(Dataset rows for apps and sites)

┌────────

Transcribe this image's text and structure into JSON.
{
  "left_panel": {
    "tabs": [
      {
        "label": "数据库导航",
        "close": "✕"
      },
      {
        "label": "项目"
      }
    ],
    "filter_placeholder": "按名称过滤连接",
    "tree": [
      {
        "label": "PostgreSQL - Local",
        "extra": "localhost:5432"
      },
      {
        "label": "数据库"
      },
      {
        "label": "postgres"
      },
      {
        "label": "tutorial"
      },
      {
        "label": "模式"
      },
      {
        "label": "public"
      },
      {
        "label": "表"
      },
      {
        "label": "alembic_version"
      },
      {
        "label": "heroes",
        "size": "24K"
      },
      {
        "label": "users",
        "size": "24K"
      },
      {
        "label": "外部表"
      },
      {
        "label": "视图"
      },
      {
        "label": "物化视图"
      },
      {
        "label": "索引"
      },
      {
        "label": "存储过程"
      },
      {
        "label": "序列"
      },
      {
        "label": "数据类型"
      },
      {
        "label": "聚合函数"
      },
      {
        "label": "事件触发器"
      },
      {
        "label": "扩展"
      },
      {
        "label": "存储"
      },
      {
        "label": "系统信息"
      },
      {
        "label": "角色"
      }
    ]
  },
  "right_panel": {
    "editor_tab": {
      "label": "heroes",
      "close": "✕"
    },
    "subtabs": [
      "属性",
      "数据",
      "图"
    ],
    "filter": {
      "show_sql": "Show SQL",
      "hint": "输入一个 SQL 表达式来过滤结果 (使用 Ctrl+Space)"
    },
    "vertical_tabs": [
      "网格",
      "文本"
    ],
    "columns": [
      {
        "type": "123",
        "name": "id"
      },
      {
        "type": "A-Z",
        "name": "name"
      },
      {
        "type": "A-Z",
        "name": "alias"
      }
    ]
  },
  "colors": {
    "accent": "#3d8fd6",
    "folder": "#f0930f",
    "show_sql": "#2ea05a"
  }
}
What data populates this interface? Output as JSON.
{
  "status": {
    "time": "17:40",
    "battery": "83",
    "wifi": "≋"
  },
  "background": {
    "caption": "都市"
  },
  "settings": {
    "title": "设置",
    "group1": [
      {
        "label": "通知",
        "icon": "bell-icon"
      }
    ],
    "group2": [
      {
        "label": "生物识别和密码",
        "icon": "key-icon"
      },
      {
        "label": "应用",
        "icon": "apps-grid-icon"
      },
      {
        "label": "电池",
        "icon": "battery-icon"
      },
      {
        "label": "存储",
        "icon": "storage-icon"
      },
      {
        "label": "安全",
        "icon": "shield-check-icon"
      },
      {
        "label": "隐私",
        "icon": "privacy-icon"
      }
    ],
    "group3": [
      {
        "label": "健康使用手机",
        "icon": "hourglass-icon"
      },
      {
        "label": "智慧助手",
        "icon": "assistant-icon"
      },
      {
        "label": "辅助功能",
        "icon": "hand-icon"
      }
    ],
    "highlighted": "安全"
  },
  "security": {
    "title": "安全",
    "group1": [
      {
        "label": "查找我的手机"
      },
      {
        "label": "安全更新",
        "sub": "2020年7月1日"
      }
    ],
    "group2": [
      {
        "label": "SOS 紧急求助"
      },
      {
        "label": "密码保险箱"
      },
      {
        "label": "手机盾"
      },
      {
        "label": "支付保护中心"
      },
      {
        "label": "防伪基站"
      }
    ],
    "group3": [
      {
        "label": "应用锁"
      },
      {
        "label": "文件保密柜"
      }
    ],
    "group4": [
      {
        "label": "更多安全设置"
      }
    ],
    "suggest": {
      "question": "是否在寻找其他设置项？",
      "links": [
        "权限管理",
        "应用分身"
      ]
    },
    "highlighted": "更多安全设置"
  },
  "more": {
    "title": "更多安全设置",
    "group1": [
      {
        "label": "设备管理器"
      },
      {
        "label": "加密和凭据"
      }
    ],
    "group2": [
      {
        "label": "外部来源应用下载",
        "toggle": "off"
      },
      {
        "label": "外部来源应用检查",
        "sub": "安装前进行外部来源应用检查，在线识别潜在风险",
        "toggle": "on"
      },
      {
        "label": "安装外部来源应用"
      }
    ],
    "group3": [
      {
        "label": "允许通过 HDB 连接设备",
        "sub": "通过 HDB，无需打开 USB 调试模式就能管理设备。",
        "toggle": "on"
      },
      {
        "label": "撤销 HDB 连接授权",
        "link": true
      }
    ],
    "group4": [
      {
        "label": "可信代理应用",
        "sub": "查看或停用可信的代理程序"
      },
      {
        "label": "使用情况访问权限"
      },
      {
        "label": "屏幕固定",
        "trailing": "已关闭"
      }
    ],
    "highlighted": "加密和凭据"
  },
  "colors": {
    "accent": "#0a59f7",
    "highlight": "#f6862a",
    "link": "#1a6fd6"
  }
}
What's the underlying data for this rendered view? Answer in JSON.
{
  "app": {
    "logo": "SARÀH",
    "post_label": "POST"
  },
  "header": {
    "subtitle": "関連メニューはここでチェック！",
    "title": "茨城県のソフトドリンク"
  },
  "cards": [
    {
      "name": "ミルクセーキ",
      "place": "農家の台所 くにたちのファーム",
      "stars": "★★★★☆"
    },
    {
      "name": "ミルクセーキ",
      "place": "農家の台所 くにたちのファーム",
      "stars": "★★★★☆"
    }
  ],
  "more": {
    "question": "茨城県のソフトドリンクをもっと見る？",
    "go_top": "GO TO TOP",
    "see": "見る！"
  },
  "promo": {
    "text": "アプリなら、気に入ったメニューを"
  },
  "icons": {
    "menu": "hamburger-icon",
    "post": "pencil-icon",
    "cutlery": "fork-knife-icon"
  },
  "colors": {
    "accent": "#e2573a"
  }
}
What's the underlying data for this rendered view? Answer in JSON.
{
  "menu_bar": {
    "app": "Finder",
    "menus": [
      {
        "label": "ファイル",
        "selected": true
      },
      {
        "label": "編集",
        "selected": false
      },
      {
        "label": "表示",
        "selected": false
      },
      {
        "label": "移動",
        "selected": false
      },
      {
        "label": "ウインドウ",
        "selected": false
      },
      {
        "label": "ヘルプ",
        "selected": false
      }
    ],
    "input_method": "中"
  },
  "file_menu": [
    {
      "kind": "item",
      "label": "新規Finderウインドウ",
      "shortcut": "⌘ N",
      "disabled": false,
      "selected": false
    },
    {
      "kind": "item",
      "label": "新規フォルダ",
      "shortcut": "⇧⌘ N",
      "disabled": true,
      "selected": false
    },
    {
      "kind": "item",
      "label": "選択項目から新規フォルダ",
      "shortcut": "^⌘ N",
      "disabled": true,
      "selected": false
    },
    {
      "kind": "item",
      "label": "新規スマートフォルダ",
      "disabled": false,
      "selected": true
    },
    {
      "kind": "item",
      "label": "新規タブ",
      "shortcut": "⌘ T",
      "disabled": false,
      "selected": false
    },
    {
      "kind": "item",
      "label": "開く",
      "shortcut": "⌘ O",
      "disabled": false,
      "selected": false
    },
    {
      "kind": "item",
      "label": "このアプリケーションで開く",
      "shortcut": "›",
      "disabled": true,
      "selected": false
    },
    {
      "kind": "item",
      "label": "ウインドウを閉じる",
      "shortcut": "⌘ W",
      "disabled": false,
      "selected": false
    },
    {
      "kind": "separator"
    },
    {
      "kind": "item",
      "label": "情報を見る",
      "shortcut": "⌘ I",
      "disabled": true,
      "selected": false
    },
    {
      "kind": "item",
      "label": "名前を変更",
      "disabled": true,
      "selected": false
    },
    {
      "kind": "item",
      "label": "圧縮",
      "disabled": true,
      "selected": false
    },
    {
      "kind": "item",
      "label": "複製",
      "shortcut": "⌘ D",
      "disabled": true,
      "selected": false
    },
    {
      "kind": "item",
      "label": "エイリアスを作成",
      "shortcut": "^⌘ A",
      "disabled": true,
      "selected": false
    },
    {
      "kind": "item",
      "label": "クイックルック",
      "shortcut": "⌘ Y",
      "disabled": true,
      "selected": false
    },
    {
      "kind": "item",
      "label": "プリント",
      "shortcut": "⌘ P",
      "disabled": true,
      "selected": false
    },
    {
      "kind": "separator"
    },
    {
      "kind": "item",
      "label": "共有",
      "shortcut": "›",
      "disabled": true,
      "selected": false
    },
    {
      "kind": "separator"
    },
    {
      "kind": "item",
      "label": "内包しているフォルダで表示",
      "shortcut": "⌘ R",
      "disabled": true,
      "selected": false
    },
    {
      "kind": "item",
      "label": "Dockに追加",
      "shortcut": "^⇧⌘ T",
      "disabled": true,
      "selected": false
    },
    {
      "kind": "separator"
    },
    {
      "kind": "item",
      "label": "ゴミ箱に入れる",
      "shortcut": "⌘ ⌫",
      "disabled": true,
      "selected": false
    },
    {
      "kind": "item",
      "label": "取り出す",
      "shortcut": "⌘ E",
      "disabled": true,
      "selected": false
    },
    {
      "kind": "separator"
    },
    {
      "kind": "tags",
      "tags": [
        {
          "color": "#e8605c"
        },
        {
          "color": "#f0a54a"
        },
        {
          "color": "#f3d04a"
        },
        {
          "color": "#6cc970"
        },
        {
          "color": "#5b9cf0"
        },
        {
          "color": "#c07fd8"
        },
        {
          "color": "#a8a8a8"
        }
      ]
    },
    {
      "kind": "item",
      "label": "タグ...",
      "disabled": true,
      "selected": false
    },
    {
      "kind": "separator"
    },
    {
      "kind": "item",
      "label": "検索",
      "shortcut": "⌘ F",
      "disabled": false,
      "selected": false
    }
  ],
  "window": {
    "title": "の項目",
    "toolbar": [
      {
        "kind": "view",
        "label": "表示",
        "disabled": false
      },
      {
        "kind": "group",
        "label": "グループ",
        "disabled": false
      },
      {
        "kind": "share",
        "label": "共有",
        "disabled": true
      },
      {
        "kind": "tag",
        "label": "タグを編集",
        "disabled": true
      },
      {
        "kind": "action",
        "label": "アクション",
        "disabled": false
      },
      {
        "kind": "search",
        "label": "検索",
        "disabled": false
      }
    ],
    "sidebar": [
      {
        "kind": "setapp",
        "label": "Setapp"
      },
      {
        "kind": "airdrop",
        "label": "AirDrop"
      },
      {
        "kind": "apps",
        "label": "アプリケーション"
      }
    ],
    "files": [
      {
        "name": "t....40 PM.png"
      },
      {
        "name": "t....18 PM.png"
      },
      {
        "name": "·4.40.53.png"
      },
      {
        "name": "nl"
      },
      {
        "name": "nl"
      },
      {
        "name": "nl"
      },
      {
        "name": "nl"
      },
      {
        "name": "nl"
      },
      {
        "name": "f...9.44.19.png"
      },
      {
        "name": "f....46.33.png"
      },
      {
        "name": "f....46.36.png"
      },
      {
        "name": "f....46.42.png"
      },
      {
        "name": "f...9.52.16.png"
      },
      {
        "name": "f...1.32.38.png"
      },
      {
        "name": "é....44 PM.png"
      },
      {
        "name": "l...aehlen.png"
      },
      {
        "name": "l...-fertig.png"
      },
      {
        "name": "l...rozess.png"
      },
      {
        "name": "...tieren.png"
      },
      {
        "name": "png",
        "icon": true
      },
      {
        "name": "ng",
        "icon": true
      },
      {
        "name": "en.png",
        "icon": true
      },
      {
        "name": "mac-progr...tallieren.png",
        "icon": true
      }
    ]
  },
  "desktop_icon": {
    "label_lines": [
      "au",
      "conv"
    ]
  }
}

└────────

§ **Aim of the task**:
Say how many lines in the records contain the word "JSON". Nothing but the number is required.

§ **Reply**:
4